In 2006 the government adjusted excise and it told us in 2006 that it was going to be revenue neutral. Between 2006 and 2016, that 10-year period, excise on spirits went up almost 50%. Our business grew by 14%. Inflation grew by 17%. I have little confidence in the analysis that is being promulgated by the department. We looked at the wider picture, because it's not just excise. When excise goes on, as someone said, it has a cascading effect. The government makes five points on the GST on all of the excise changes, so it's a tax on a tax. When you factor all that in—and those are burdens on our business and our customers—it comes to a billion dollars. I'd be happy to provide the committee with a detailed analysis of that.
I have one more point on the trade file. Many members will recall that Commissioner Hogan, the agriculture commissioner from the EU, visited Canada last week with 160 people. A number of those people were spirits representatives from Europe for Scotch whisky, spirit syrup, and the Polish spirits association.
We and they met with Agriculture Canada. They met with Global Affairs.

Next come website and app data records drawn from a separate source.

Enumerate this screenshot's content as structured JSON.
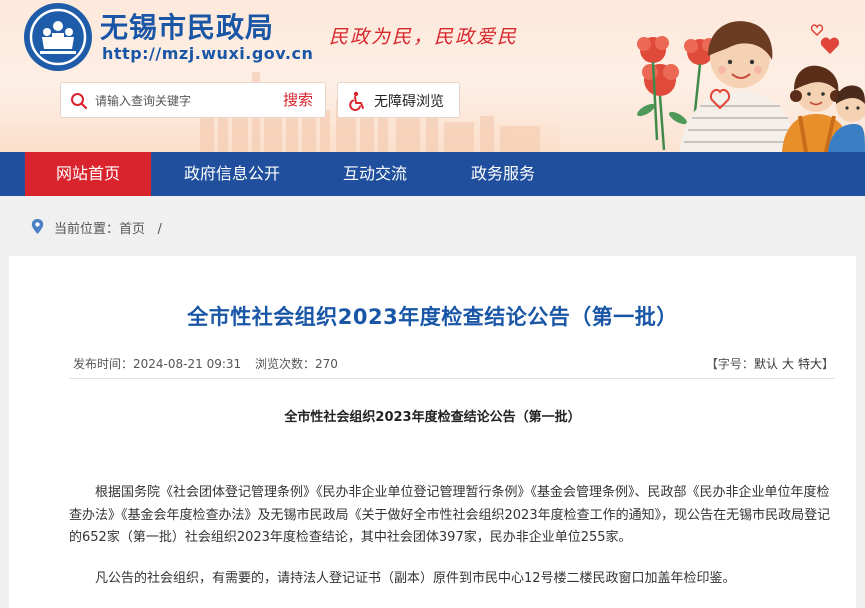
{
  "header": {
    "site_name": "无锡市民政局",
    "site_url": "http://mzj.wuxi.gov.cn",
    "slogan": "民政为民，民政爱民",
    "search": {
      "placeholder": "请输入查询关键字",
      "button_label": "搜索"
    },
    "accessibility_label": "无障碍浏览",
    "colors": {
      "brand_blue": "#1a56a6",
      "accent_red": "#d9232d"
    }
  },
  "nav": {
    "items": [
      {
        "label": "网站首页",
        "active": true
      },
      {
        "label": "政府信息公开",
        "active": false
      },
      {
        "label": "互动交流",
        "active": false
      },
      {
        "label": "政务服务",
        "active": false
      }
    ]
  },
  "breadcrumb": {
    "prefix": "当前位置：",
    "home": "首页",
    "separator": "/"
  },
  "article": {
    "title": "全市性社会组织2023年度检查结论公告（第一批）",
    "publish_label": "发布时间：",
    "publish_time": "2024-08-21 09:31",
    "views_label": "浏览次数：",
    "views": "270",
    "font_size": {
      "prefix": "【字号：",
      "default": "默认",
      "large": "大",
      "xlarge": "特大",
      "suffix": "】"
    },
    "subtitle": "全市性社会组织2023年度检查结论公告（第一批）",
    "paragraphs": [
      "根据国务院《社会团体登记管理条例》《民办非企业单位登记管理暂行条例》《基金会管理条例》、民政部《民办非企业单位年度检查办法》《基金会年度检查办法》及无锡市民政局《关于做好全市性社会组织2023年度检查工作的通知》，现公告在无锡市民政局登记的652家（第一批）社会组织2023年度检查结论，其中社会团体397家，民办非企业单位255家。",
      "凡公告的社会组织，有需要的，请持法人登记证书（副本）原件到市民中心12号楼二楼民政窗口加盖年检印鉴。"
    ]
  }
}
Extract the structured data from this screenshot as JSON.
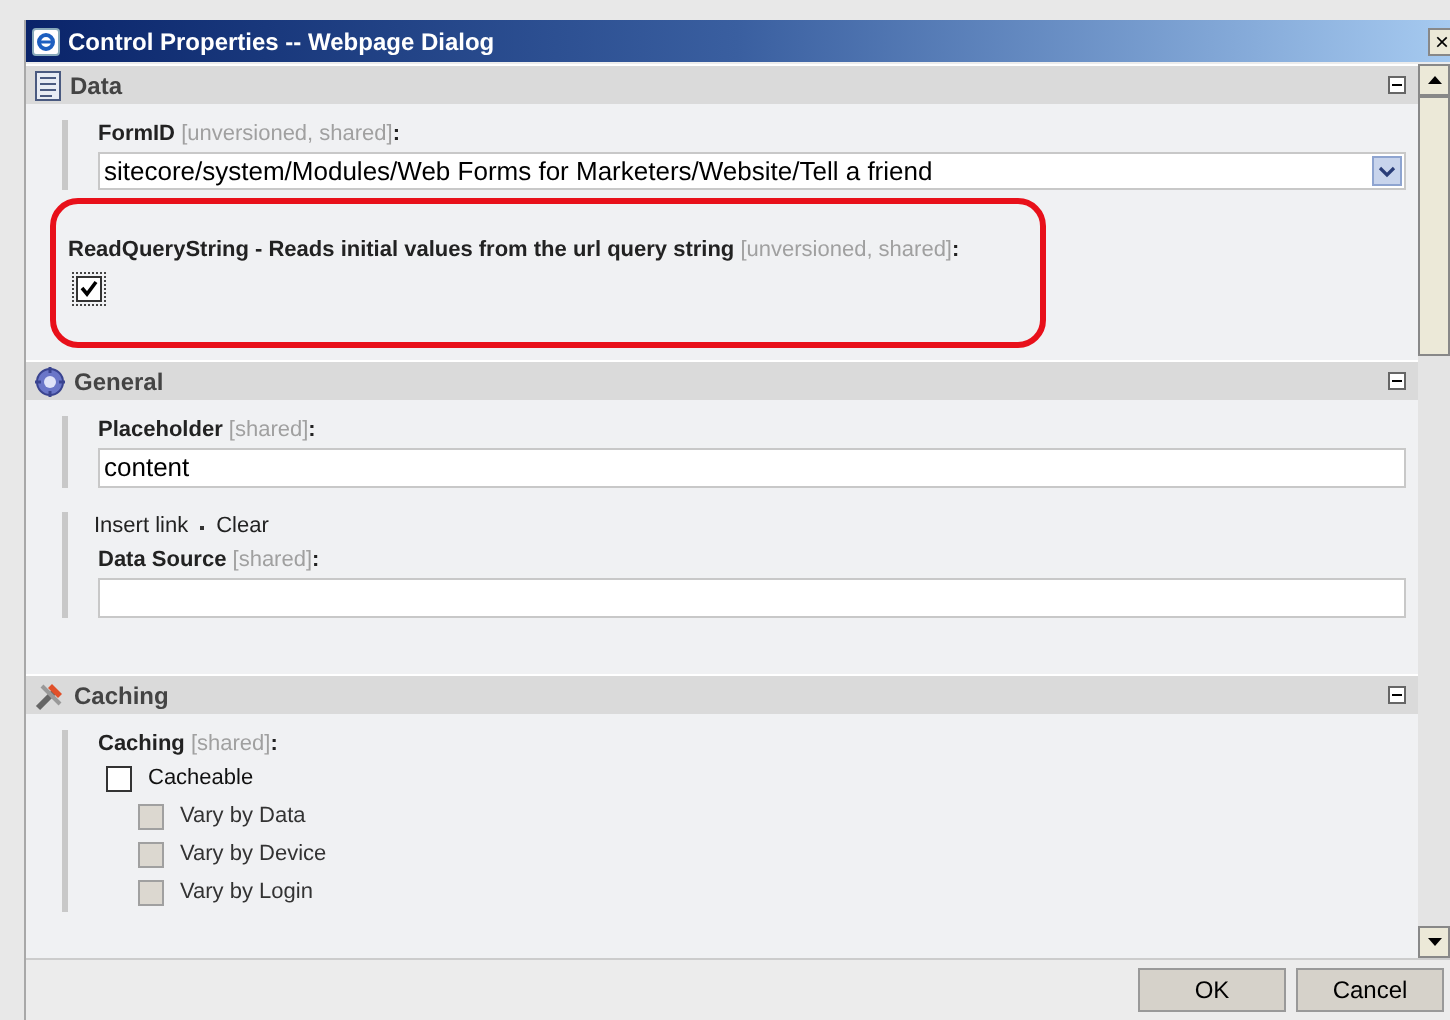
{
  "window": {
    "title": "Control Properties -- Webpage Dialog",
    "close": "×"
  },
  "sections": [
    {
      "title": "Data",
      "expanded": true,
      "fields": [
        {
          "kind": "dropdown",
          "label": "FormID",
          "meta": "[unversioned, shared]",
          "colon": ":",
          "value": "sitecore/system/Modules/Web Forms for Marketers/Website/Tell a friend",
          "highlighted": false
        },
        {
          "kind": "checkbox",
          "label": "ReadQueryString - Reads initial values from the url query string",
          "meta": "[unversioned, shared]",
          "colon": ":",
          "checked": true,
          "highlighted": true
        }
      ]
    },
    {
      "title": "General",
      "expanded": true,
      "fields": [
        {
          "kind": "text",
          "label": "Placeholder",
          "meta": "[shared]",
          "colon": ":",
          "value": "content",
          "highlighted": false
        },
        {
          "kind": "text",
          "label": "Data Source",
          "meta": "[shared]",
          "colon": ":",
          "links": [
            "Insert link",
            "Clear"
          ],
          "highlighted": false
        }
      ]
    },
    {
      "title": "Caching",
      "expanded": true,
      "fields": [
        {
          "kind": "checklist",
          "label": "Caching",
          "meta": "[shared]",
          "colon": ":",
          "highlighted": false,
          "items": [
            {
              "label": "Cacheable",
              "checked": false,
              "disabled": false,
              "children": [
                {
                  "label": "Vary by Data",
                  "checked": false,
                  "disabled": true
                },
                {
                  "label": "Vary by Device",
                  "checked": false,
                  "disabled": true
                },
                {
                  "label": "Vary by Login",
                  "checked": false,
                  "disabled": true
                }
              ]
            }
          ]
        }
      ]
    }
  ],
  "buttons": [
    "OK",
    "Cancel"
  ]
}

They made it very clear to the government that they would not sit still, that there would be trade repercussions if this went through and their taxes continued to go up while those of others didn't. That is going to be a critical issue going forward.